Sungai provides guests with unrivalled levels of comfort and exceptional access to the region’s geographic, historic and cultural marvels.

A new wave of experiential travelers are seeking more authentic, personal stays that leave lasting impressions. There is a burgeoning desire to stray from that beaten path and understand how the locals live, work and play, and perhaps give something back in exchange for that understanding.

Bali, Indonesia

The island of Bali is part of the Republic of Indonesia, the largest archipelago in the world with over 18,000 islands. Bali is surrounded by the Bali Sea and the Indian Ocean. It’s positioned in Southeast Asia, in central Indonesia, and sits just to the east of the island of Java and just west of the island of Lombok.

  • Coordinates – Latitude/Longitude 08° 39′ S, 115° 13′ E
  • Population – 4,225,000
  • Capital City – Denpasar
  • Languages – Bahasa Indonesia (plus regional dialects), English, Dutch
  • Currency – Indonesian Rupiah (IDR)
  • Religions – Hindu (95%), others are Muslim, Buddhist, Christian
  • Land Area – 5,632 sq km (2,174 sq miles)


Along the riverfront is where you can find Sungai and Sungai Gold, elegantly perched to provide unimpeded views of the vast palms and tangled jungle all around.

Whilst staying with us in Cepaka you can choose to witness typical traditional life at first hand. Working together towards a common goal, men and women set out at dawn to their fields, ploughing, irrigating, planting, and harvesting. In the village compound they gather to make delicate and colourful offerings for their ancestral forbears and Hindu deities, and carry out other village activities, which involve all members of the community.

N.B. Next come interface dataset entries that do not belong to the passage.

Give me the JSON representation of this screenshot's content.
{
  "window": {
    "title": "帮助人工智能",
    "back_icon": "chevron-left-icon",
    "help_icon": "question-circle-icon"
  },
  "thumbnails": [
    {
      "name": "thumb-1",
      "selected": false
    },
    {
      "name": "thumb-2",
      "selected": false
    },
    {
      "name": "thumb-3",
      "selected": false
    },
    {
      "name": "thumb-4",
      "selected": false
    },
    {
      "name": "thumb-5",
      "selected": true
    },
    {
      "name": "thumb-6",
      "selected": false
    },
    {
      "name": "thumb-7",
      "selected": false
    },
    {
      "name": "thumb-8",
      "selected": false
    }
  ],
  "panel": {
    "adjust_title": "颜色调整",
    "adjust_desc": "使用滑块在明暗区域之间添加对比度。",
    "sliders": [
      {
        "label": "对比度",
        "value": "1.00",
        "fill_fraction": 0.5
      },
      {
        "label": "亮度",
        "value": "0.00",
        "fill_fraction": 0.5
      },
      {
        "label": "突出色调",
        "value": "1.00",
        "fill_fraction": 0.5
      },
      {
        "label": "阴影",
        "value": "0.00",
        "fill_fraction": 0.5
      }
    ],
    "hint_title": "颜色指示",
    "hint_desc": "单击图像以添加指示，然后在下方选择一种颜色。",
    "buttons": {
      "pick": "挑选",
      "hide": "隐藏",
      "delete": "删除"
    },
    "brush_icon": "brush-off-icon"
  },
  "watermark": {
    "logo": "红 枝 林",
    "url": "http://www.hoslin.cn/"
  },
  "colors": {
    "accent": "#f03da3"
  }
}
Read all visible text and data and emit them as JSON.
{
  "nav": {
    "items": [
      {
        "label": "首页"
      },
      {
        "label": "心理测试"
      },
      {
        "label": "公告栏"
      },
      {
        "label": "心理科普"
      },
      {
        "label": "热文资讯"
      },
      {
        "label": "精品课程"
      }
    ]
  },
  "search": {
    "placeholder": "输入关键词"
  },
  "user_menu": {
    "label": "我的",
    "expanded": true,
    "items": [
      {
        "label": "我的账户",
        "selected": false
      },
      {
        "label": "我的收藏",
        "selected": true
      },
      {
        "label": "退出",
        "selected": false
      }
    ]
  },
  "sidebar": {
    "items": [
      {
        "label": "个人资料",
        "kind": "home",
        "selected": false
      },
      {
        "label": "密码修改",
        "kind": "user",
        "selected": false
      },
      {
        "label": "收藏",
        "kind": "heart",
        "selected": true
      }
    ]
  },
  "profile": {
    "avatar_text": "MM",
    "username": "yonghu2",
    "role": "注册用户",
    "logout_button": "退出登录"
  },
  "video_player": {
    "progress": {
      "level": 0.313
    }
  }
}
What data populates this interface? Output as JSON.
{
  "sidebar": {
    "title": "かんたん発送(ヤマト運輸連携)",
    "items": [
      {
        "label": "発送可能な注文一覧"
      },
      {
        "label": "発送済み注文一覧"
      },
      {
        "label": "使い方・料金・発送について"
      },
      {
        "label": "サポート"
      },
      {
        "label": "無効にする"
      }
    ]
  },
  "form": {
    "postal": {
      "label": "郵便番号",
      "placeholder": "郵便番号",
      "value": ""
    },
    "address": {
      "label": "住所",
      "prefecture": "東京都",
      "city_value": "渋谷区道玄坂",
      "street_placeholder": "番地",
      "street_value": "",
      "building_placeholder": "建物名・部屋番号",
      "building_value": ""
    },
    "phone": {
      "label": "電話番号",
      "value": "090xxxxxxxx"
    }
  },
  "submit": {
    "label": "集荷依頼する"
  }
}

Balinese call this “gotong royong”, which means helping each other, or community teamwork.

This community spirit, untiring religious devotion, and the fact that the people work closely with nature epitomize their “trihita karana” philosophy of the interconnection between man, nature and the divine. There are no restaurants, cafes or even shops bigger than tiny stores selling the most basic supplies. There are just lanes of typical sprawling Balinese house compounds, several temples including the main one that we are fortunate to sit below, and a handful of workshops producing some of the handcrafts that fill tourist shops in Ubud or Kuta. Mobile phones, motorbikes and televisions are the modern day additions. We are part of this community.

The cultural benefits of staying within a beautiful traditional village are compelling. The packaging of culture is inevitable with mass tourism, and in Bali, visitors typically encounter it through carefully choreographed performances. You won’t find anything staged in this authentic village. But that doesn’t mean you won’t witness a temple ceremony or an even more intimate rite of passage in someone’s home. It really just depends on what’s happening that day.

Our guests delight in the opportunity to be shown around the rice field-cocooned local village by the manager MADE, including a visit for children to the local primary school, and maybe even a visit to his own family temple and compound. MADE’s knowledge of the village is laced with folk wisdom passed down through the generations.

The Balinese take the mundane and elevate it to a celebration, giving thanks for every aspect of their life. The amazing thing about being in Bali is that you feel part of the culture and can’t help but be caught up in the spirit.

We found Cepaka has something very spiritual and magical about it.
Kylie Hayes